*TASK STATEMENT*.
Work through the records that follow and return each line containing the word "JSON".

------ RAW DATA ------

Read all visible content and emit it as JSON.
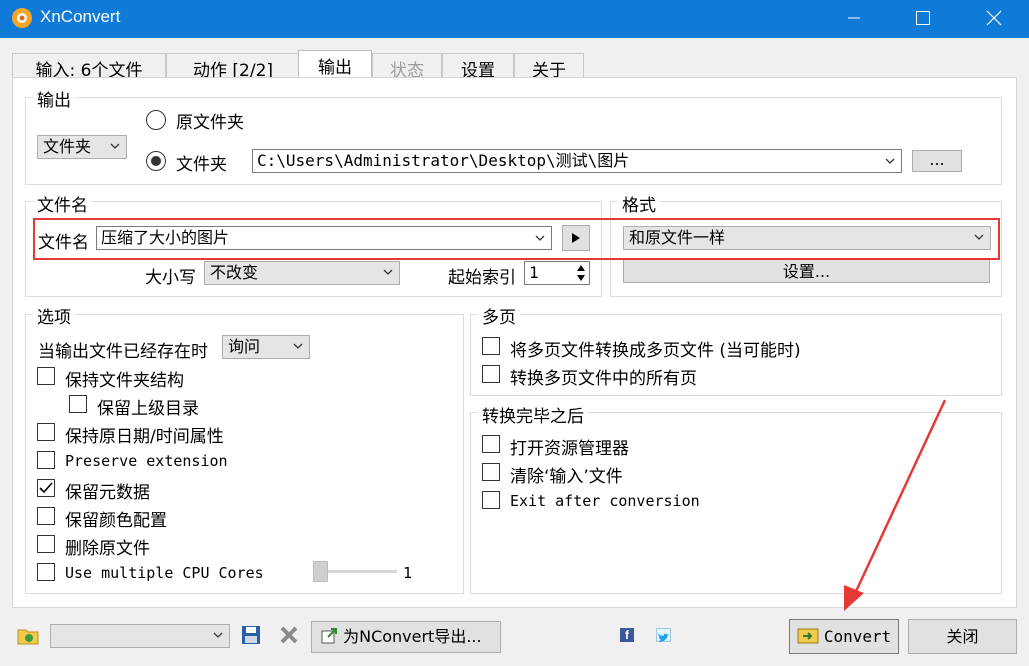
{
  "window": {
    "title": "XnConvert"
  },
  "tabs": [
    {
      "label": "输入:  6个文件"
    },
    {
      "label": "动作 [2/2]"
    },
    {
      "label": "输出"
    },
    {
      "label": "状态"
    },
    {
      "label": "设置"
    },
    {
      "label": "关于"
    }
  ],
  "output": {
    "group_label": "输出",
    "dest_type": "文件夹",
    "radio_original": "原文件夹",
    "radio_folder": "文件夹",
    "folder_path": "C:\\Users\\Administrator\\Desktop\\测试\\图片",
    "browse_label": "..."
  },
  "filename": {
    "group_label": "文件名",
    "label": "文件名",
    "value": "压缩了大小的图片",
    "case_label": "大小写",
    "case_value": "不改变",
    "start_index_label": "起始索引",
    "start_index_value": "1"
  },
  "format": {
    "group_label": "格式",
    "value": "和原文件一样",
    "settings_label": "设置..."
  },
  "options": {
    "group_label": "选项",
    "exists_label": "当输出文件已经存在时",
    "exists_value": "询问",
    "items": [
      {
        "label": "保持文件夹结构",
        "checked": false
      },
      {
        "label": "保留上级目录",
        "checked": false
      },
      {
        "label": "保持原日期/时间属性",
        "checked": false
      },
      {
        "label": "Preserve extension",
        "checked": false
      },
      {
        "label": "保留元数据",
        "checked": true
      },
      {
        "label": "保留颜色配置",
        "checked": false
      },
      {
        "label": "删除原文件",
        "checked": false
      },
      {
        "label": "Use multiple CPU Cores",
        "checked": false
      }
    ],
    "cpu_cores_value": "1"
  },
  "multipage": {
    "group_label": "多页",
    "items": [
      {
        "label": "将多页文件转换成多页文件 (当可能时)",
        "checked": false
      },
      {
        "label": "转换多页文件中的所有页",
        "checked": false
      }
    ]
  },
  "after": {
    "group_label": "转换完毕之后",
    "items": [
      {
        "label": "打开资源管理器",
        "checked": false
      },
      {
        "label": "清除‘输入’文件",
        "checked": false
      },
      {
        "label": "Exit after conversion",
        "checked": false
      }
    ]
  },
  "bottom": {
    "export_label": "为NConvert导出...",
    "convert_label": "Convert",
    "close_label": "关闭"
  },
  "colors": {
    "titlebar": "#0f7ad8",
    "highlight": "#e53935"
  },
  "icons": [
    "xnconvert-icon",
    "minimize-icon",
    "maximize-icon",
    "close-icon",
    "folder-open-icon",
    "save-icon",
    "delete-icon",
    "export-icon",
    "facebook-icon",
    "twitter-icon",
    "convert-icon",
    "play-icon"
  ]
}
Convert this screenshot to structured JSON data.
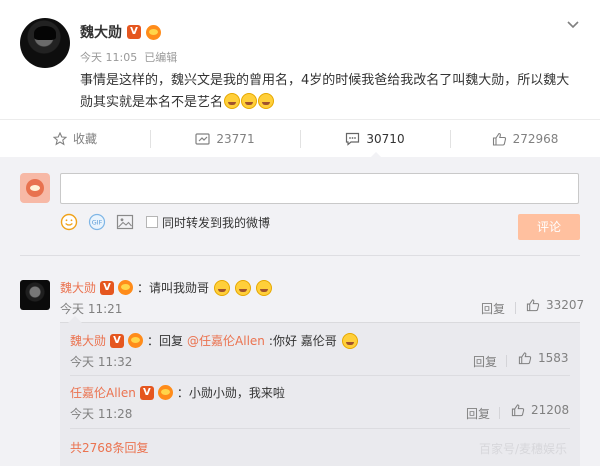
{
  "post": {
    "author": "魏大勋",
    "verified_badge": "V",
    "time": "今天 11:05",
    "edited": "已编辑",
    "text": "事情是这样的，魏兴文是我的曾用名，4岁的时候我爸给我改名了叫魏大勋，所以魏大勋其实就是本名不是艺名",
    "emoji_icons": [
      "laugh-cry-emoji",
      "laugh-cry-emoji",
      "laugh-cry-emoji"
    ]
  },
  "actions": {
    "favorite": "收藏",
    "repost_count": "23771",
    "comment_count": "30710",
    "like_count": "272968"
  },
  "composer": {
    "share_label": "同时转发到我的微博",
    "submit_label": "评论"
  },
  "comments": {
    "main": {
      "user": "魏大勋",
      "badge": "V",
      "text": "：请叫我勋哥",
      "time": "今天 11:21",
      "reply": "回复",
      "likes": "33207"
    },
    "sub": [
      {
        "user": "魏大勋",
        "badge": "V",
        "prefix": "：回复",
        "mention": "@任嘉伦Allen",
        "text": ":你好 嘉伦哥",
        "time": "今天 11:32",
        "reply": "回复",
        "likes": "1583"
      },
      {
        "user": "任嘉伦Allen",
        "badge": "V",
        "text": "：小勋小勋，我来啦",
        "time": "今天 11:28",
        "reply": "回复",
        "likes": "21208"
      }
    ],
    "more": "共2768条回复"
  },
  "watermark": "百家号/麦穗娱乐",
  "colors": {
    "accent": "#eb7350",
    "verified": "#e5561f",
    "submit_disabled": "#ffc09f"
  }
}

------

*SOLUTION FOR THIS PROBLEM*.
Read all visible content and emit it as JSON.
Convert this screenshot to structured JSON data.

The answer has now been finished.